• _WHAT THE TASK REQUIRES_
A verbatim copy of the data is wanted, minus any picture in it.

• _RECORD EXCERPTS_
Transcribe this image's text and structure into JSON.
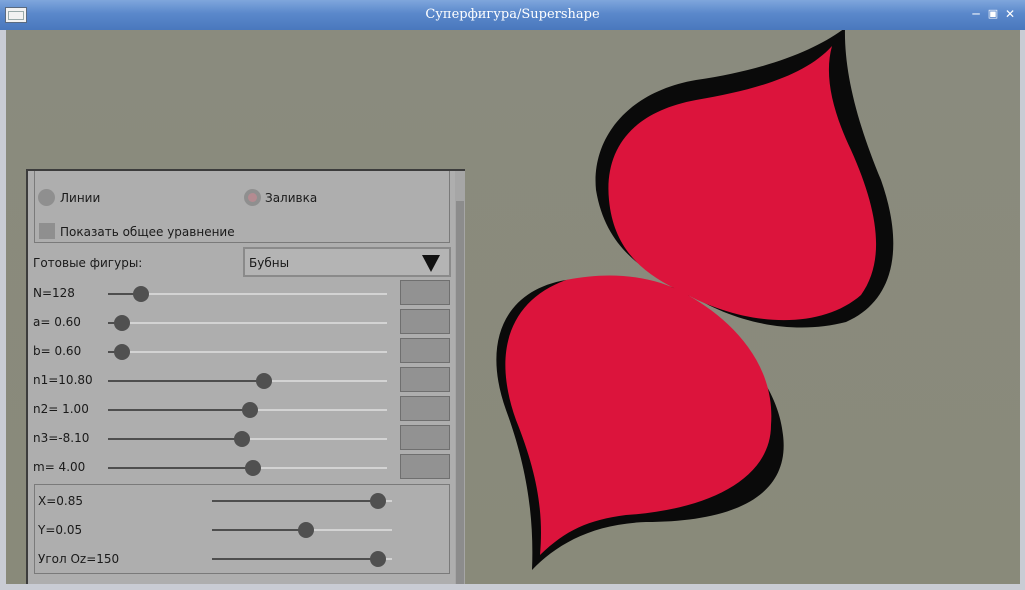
{
  "window": {
    "title": "Суперфигура/Supershape"
  },
  "shape": {
    "fill_color": "#dc143c",
    "shadow_color": "#0a0a0a",
    "background_color": "#898a7b"
  },
  "panel": {
    "render_mode": {
      "lines_label": "Линии",
      "fill_label": "Заливка",
      "selected": "fill"
    },
    "show_equation_label": "Показать общее уравнение",
    "presets": {
      "label": "Готовые фигуры:",
      "value": "Бубны"
    },
    "params": [
      {
        "label": "N=128",
        "fraction": 0.12
      },
      {
        "label": "a= 0.60",
        "fraction": 0.05
      },
      {
        "label": "b= 0.60",
        "fraction": 0.05
      },
      {
        "label": "n1=10.80",
        "fraction": 0.56
      },
      {
        "label": "n2= 1.00",
        "fraction": 0.51
      },
      {
        "label": "n3=-8.10",
        "fraction": 0.48
      },
      {
        "label": "m=  4.00",
        "fraction": 0.52
      }
    ],
    "transform": [
      {
        "label": "X=0.85",
        "fraction": 0.92
      },
      {
        "label": "Y=0.05",
        "fraction": 0.52
      },
      {
        "label": "Угол Oz=150",
        "fraction": 0.92
      }
    ]
  }
}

• _FINISHED EXERCISE_
Transcribe this image's text and structure into JSON.
{
  "window": {
    "title": "Суперфигура/Supershape"
  },
  "shape": {
    "fill_color": "#dc143c",
    "shadow_color": "#0a0a0a",
    "background_color": "#898a7b"
  },
  "panel": {
    "render_mode": {
      "lines_label": "Линии",
      "fill_label": "Заливка",
      "selected": "fill"
    },
    "show_equation_label": "Показать общее уравнение",
    "presets": {
      "label": "Готовые фигуры:",
      "value": "Бубны"
    },
    "params": [
      {
        "label": "N=128",
        "fraction": 0.12
      },
      {
        "label": "a= 0.60",
        "fraction": 0.05
      },
      {
        "label": "b= 0.60",
        "fraction": 0.05
      },
      {
        "label": "n1=10.80",
        "fraction": 0.56
      },
      {
        "label": "n2= 1.00",
        "fraction": 0.51
      },
      {
        "label": "n3=-8.10",
        "fraction": 0.48
      },
      {
        "label": "m=  4.00",
        "fraction": 0.52
      }
    ],
    "transform": [
      {
        "label": "X=0.85",
        "fraction": 0.92
      },
      {
        "label": "Y=0.05",
        "fraction": 0.52
      },
      {
        "label": "Угол Oz=150",
        "fraction": 0.92
      }
    ]
  }
}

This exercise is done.